[Start of section]

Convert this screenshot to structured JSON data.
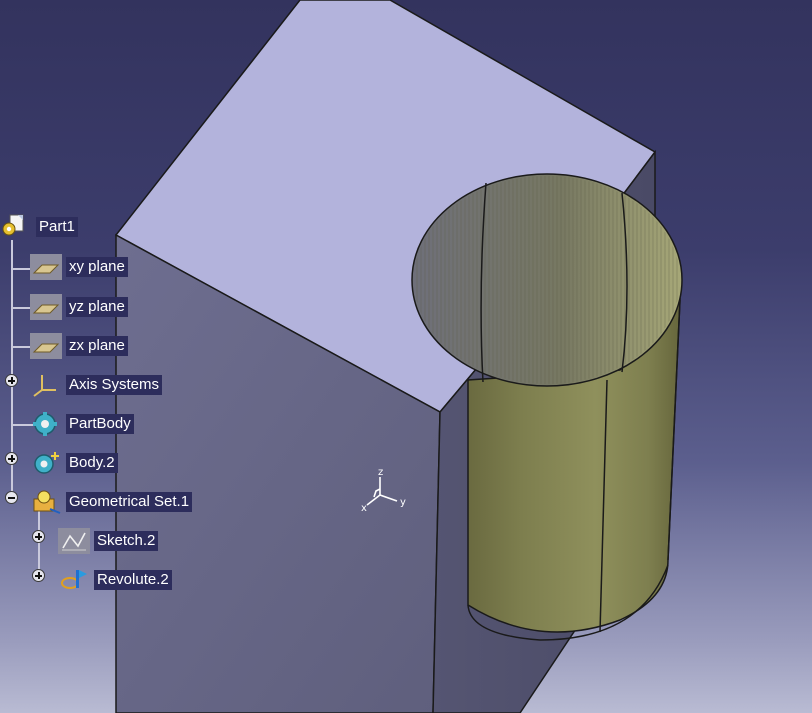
{
  "app": {
    "background_top": "#33335e",
    "background_bottom": "#b9bbd3"
  },
  "tree": {
    "root": {
      "label": "Part1",
      "icon": "part-document-icon"
    },
    "items": [
      {
        "label": "xy plane",
        "icon": "plane-icon",
        "expander": "none"
      },
      {
        "label": "yz plane",
        "icon": "plane-icon",
        "expander": "none"
      },
      {
        "label": "zx plane",
        "icon": "plane-icon",
        "expander": "none"
      },
      {
        "label": "Axis Systems",
        "icon": "axis-system-icon",
        "expander": "plus"
      },
      {
        "label": "PartBody",
        "icon": "gear-body-icon",
        "expander": "none"
      },
      {
        "label": "Body.2",
        "icon": "gear-body-icon",
        "expander": "plus"
      },
      {
        "label": "Geometrical Set.1",
        "icon": "geometrical-set-icon",
        "expander": "minus"
      }
    ],
    "children": [
      {
        "label": "Sketch.2",
        "icon": "sketch-icon",
        "expander": "plus"
      },
      {
        "label": "Revolute.2",
        "icon": "revolute-icon",
        "expander": "plus"
      }
    ]
  },
  "compass": {
    "axes": [
      "z",
      "y",
      "x"
    ]
  },
  "model": {
    "block_top_color": "#b3b3dc",
    "block_front_color": "#6a6a88",
    "cylinder_color": "#8c8d5a"
  }
}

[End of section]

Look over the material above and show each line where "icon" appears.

      "icon": "part-document-icon"
        "icon": "plane-icon",
        "icon": "plane-icon",
        "icon": "plane-icon",
        "icon": "axis-system-icon",
        "icon": "gear-body-icon",
        "icon": "gear-body-icon",
        "icon": "geometrical-set-icon",
        "icon": "sketch-icon",
        "icon": "revolute-icon",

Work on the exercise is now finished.